The app, called COVID Voice Detector, is still in the early stages and comes with the disclaimer that it is not approved by the FDA or CDC, and ‘it shouldn’t be used as a substitute for a medical test or examination,’ Futurism reported.
The coronavirus (COVID-19) first made headlines in December 2019, when cases began popping up in Wuhan, China.
Within a few weeks it had spread throughout the country and has now infected nearly every part of the world.
As of Tuesday, there are more than 786,000 cases and over 37,000 deaths reported around the globe.
And with the cases continuing to rise, so has the shortage of test kits available, but that is why Carnegie Melon has developed their new app.
The coronavirus (COVID-19) first made headlines in December 2019, when cases began popping up in Wuhan, China. Within a few weeks it had spread throughout the country and has now infected nearly every part of the world
Benjamin Striner, a Carnegie Mellon graduate student who worked on the project, in an interview with Futurism: ‘I’ve seen a lot of competition for the cheapest, fastest diagnosis you can have.’
‘And there are some pretty good ones that are actually really cheap and pretty accurate, but nothing’s ever going to be as cheap and as easy as speaking into a phone.
Although the app is still in the development stage, Striner believes it could be vital to healthcare officials once it is released.
It uses a ranking from one to 10 when analyzing the person’s voice – the higher the ranking the more likely the individual has coronavirus.
To use the app, the person would cough several times when prompted and say a few different vowel sounds and recite the alphabet.
And the tool then presents a score in a download progress bar.
The team has gathered recordings from 19 individuals who have tested positive for the virus and those with other viruses in order to train the algorithm to spot coronavirus.
However, as the app says it should not be used as a sole means of diagnoses and Striner noted that they have yet to test the accuracy because they do not ‘have the verified test instance’ they need.
If it comes from a healthy person, we then have examples of what ‘healthy’ sounds like,’ he told Furturism,
‘If it comes from a person who has some known respiratory condition, we then know what that condition sounds like.
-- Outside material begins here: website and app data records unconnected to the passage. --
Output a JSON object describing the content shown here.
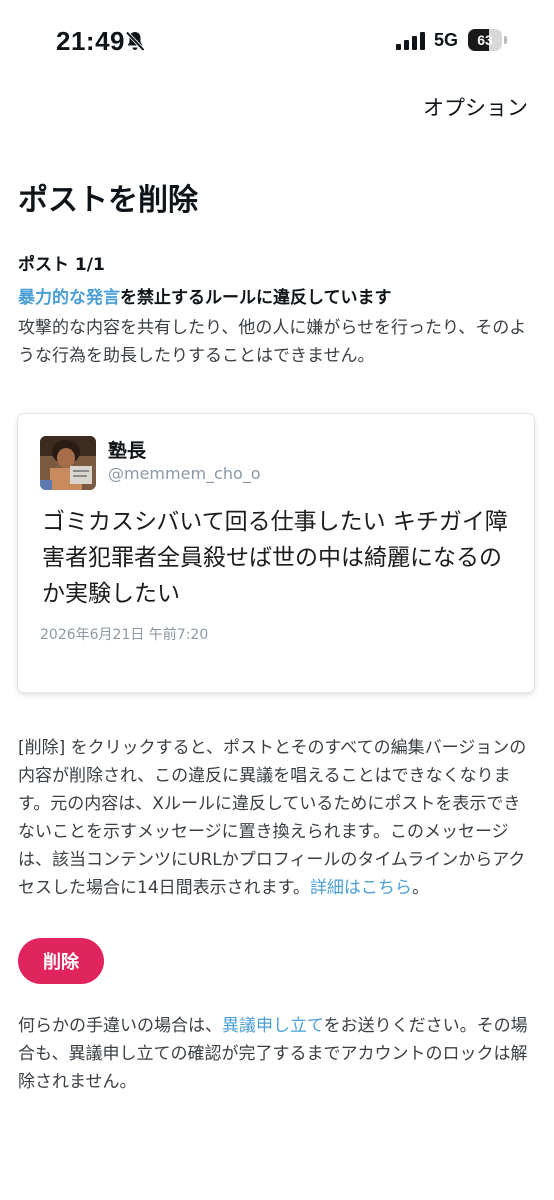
{
  "status_bar": {
    "time": "21:49",
    "network": "5G",
    "battery": "63",
    "battery_level": 0.63
  },
  "header": {
    "options_label": "オプション"
  },
  "page": {
    "title": "ポストを削除",
    "post_count": "ポスト 1/1"
  },
  "violation": {
    "rule_highlight": "暴力的な発言",
    "rule_text": "を禁止するルールに違反しています",
    "description": "攻撃的な内容を共有したり、他の人に嫌がらせを行ったり、そのような行為を助長したりすることはできません。"
  },
  "post": {
    "user_name": "塾長",
    "handle": "@memmem_cho_o",
    "text": "ゴミカスシバいて回る仕事したい キチガイ障害者犯罪者全員殺せば世の中は綺麗になるのか実験したい",
    "date": "2026年6月21日 午前7:20"
  },
  "explanation": {
    "text": "[削除] をクリックすると、ポストとそのすべての編集バージョンの内容が削除され、この違反に異議を唱えることはできなくなります。元の内容は、Xルールに違反しているためにポストを表示できないことを示すメッセージに置き換えられます。このメッセージは、該当コンテンツにURLかプロフィールのタイムラインからアクセスした場合に14日間表示されます。",
    "link_label": "詳細はこちら",
    "suffix": "。"
  },
  "actions": {
    "delete_label": "削除"
  },
  "appeal": {
    "prefix": "何らかの手違いの場合は、",
    "link_label": "異議申し立て",
    "suffix": "をお送りください。その場合も、異議申し立ての確認が完了するまでアカウントのロックは解除されません。"
  },
  "colors": {
    "link": "#4a9fd8",
    "delete_button": "#e0245e"
  }
}
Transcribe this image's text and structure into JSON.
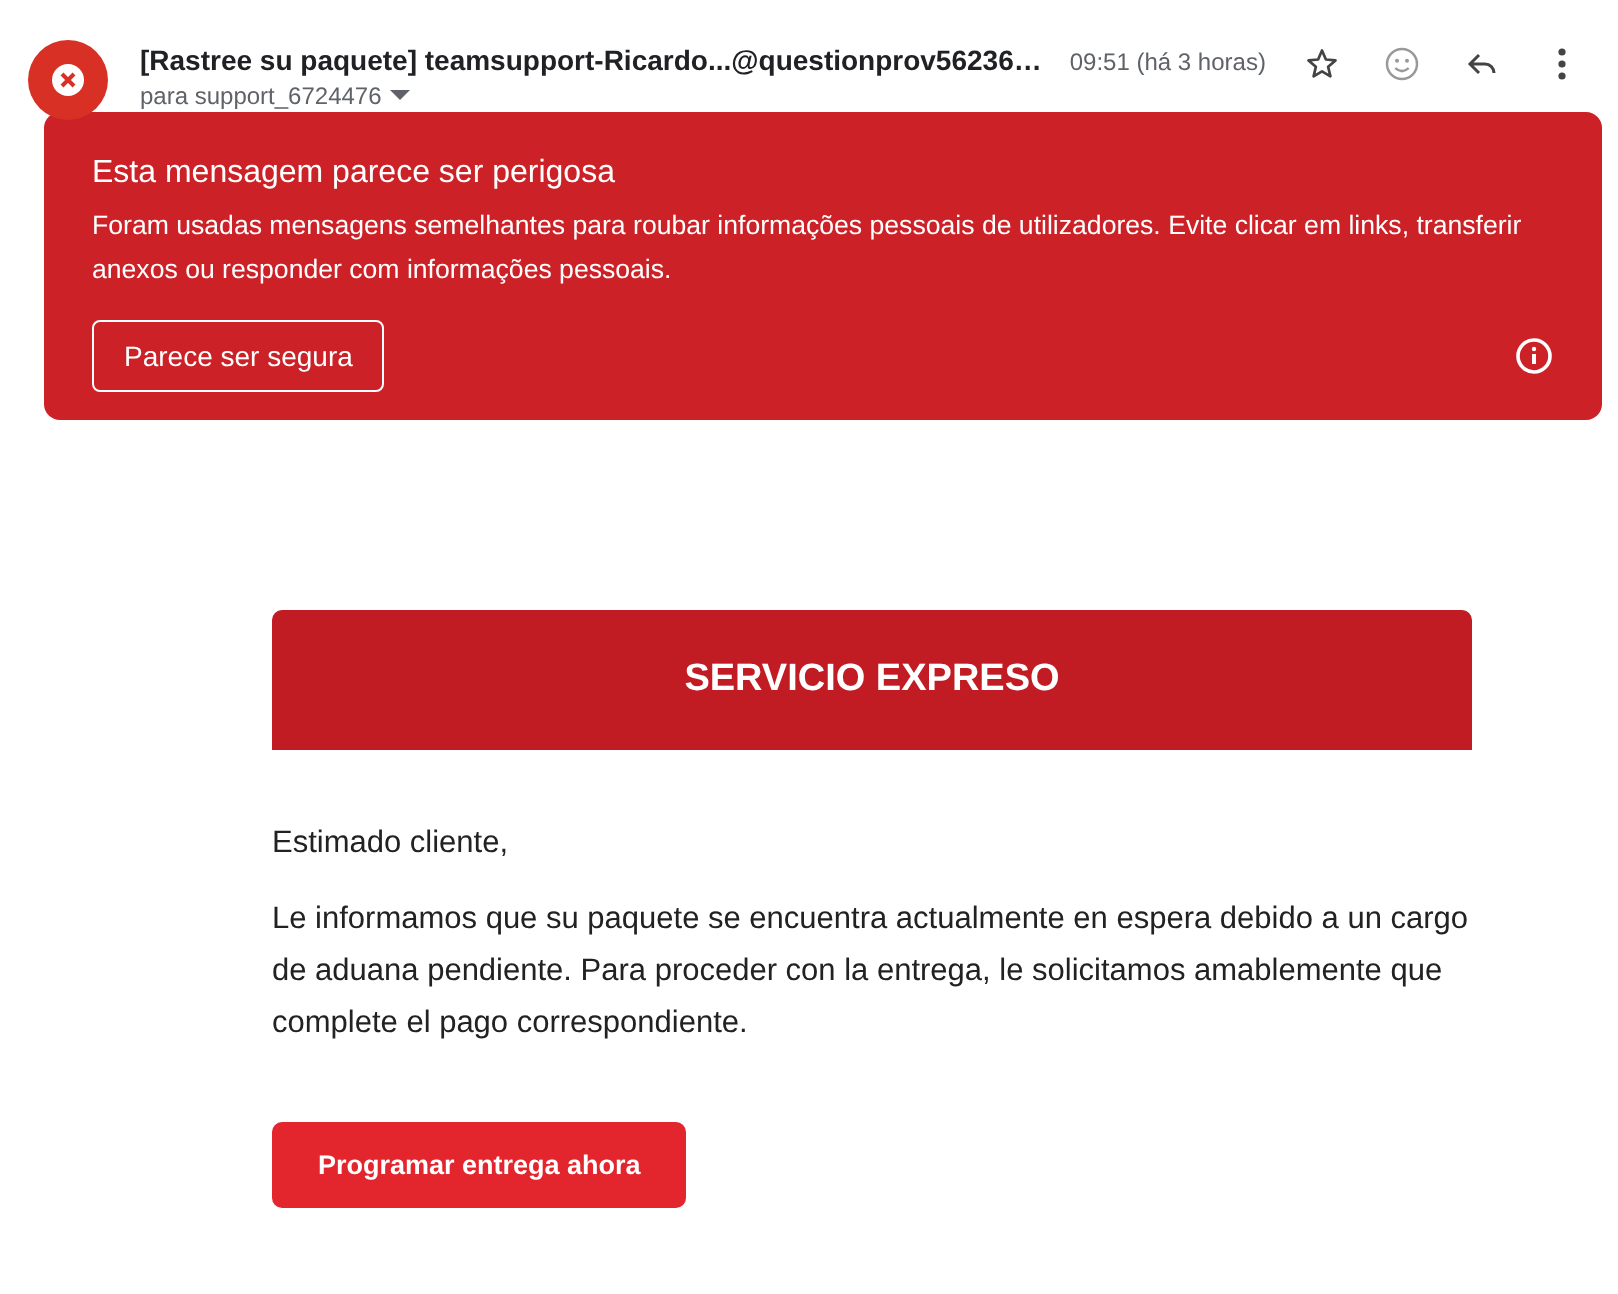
{
  "header": {
    "subject": "[Rastree su paquete] teamsupport-Ricardo...@questionprov56236…",
    "recipient": "para support_6724476",
    "time": "09:51 (há 3 horas)"
  },
  "warning": {
    "title": "Esta mensagem parece ser perigosa",
    "text": "Foram usadas mensagens semelhantes para roubar informações pessoais de utilizadores. Evite clicar em links, transferir anexos ou responder com informações pessoais.",
    "button": "Parece ser segura"
  },
  "email": {
    "banner": "SERVICIO EXPRESO",
    "greeting": "Estimado cliente,",
    "paragraph": "Le informamos que su paquete se encuentra actualmente en espera debido a un cargo de aduana pendiente. Para proceder con la entrega, le solicitamos amablemente que complete el pago correspondiente.",
    "button": "Programar entrega ahora"
  }
}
‘The system will use all that data as counterexamples, and for disambiguating COVID signatures from those of other confusing conditions.’